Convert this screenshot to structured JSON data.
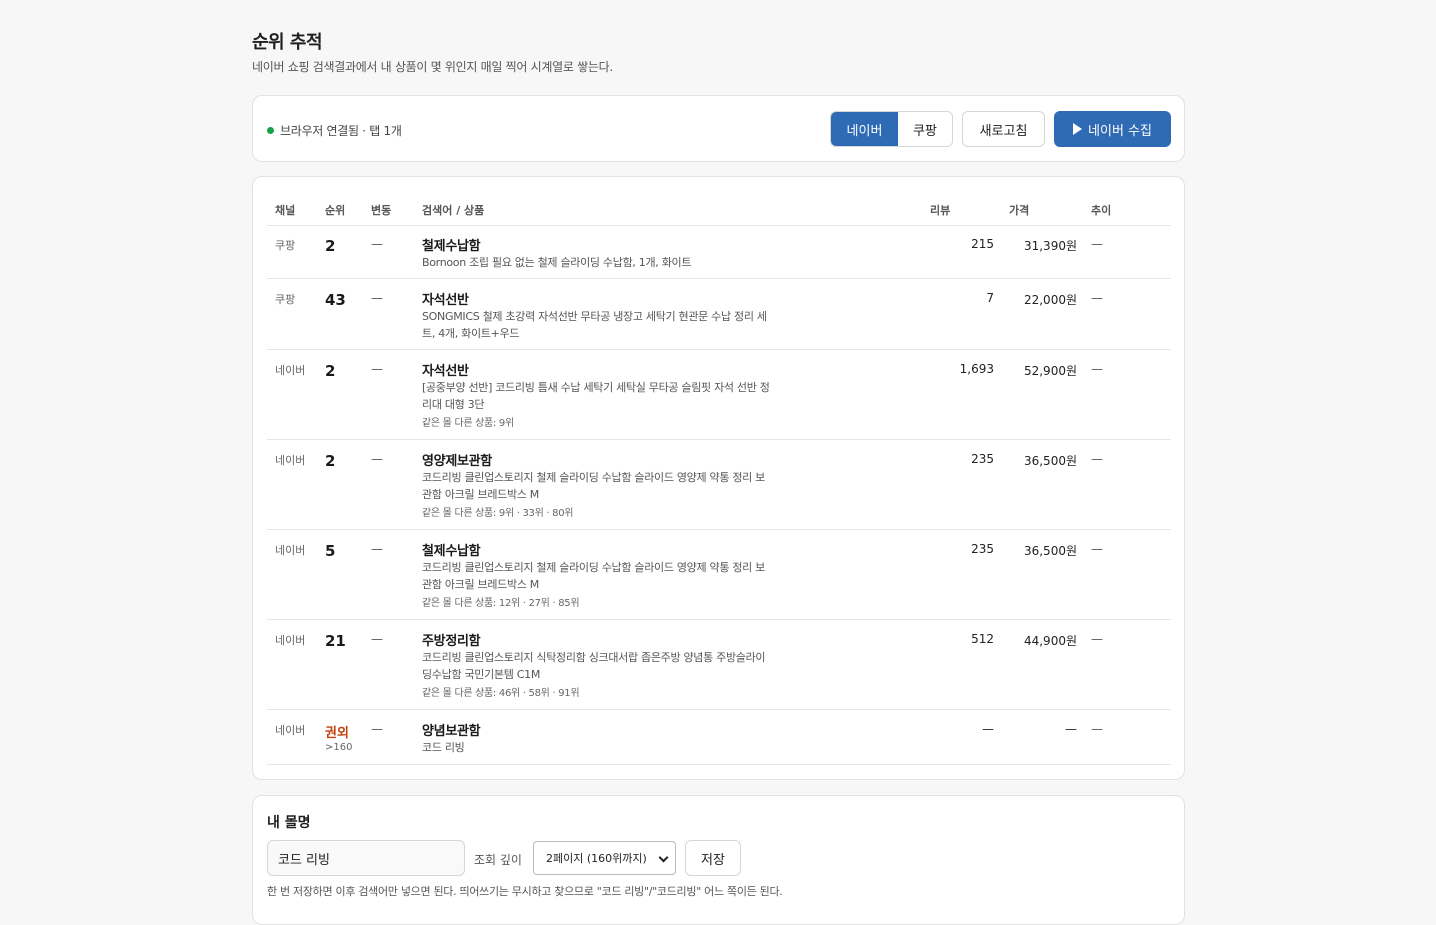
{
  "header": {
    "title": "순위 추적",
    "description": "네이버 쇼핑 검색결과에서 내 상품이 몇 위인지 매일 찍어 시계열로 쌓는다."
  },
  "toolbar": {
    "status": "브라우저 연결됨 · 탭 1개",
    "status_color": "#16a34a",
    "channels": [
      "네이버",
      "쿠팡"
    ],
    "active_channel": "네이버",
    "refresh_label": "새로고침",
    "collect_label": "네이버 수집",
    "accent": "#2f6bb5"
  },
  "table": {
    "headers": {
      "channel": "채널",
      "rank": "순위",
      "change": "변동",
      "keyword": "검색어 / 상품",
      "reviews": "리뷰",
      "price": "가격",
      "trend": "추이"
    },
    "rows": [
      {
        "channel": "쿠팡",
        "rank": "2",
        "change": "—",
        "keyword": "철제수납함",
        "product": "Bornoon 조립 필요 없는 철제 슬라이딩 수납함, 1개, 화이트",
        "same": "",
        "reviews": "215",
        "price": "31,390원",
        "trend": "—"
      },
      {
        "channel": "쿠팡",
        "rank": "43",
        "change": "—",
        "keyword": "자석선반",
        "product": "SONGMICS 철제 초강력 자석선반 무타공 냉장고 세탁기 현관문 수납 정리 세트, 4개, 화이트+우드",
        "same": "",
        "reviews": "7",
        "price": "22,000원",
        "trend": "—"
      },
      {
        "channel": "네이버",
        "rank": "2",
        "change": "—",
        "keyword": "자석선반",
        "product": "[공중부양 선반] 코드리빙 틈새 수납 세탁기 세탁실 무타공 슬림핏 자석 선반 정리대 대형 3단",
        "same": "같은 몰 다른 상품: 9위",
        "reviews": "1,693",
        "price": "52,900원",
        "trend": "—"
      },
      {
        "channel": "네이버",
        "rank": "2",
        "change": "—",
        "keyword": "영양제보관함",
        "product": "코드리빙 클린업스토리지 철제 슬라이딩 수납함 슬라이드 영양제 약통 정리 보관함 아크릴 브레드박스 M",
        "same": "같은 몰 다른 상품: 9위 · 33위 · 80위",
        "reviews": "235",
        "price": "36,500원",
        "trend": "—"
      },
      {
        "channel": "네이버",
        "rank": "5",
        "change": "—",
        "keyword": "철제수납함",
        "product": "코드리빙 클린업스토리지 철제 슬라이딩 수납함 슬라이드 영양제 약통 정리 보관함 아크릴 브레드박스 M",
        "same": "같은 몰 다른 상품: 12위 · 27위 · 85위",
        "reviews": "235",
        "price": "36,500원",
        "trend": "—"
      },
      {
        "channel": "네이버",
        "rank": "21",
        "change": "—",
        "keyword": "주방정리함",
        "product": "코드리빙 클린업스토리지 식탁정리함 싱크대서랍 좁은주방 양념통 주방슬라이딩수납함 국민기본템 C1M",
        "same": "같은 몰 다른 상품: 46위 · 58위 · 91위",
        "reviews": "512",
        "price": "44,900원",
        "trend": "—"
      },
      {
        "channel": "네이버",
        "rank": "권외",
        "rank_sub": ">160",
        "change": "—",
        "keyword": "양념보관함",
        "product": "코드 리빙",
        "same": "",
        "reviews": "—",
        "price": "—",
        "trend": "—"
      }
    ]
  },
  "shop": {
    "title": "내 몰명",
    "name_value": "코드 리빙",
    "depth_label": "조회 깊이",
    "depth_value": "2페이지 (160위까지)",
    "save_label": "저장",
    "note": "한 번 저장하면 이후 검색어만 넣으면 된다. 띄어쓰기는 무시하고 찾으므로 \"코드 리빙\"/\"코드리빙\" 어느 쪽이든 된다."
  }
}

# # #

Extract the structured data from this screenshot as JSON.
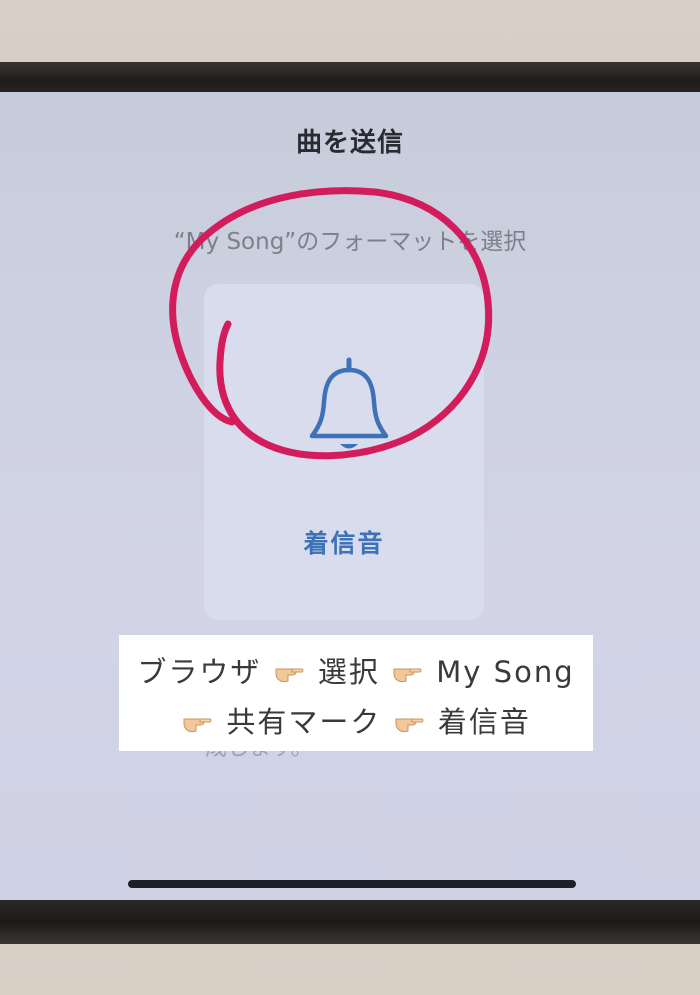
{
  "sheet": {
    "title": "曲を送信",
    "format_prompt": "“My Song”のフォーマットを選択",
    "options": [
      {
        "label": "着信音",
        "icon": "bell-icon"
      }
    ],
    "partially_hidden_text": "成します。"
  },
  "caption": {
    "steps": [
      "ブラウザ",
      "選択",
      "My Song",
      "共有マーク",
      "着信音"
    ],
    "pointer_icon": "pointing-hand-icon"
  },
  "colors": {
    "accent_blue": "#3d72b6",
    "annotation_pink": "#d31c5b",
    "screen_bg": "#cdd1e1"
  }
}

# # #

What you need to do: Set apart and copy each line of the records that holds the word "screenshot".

Written answer:
Convert this screenshot to structured JSON data.
Extract the structured data from this screenshot as JSON.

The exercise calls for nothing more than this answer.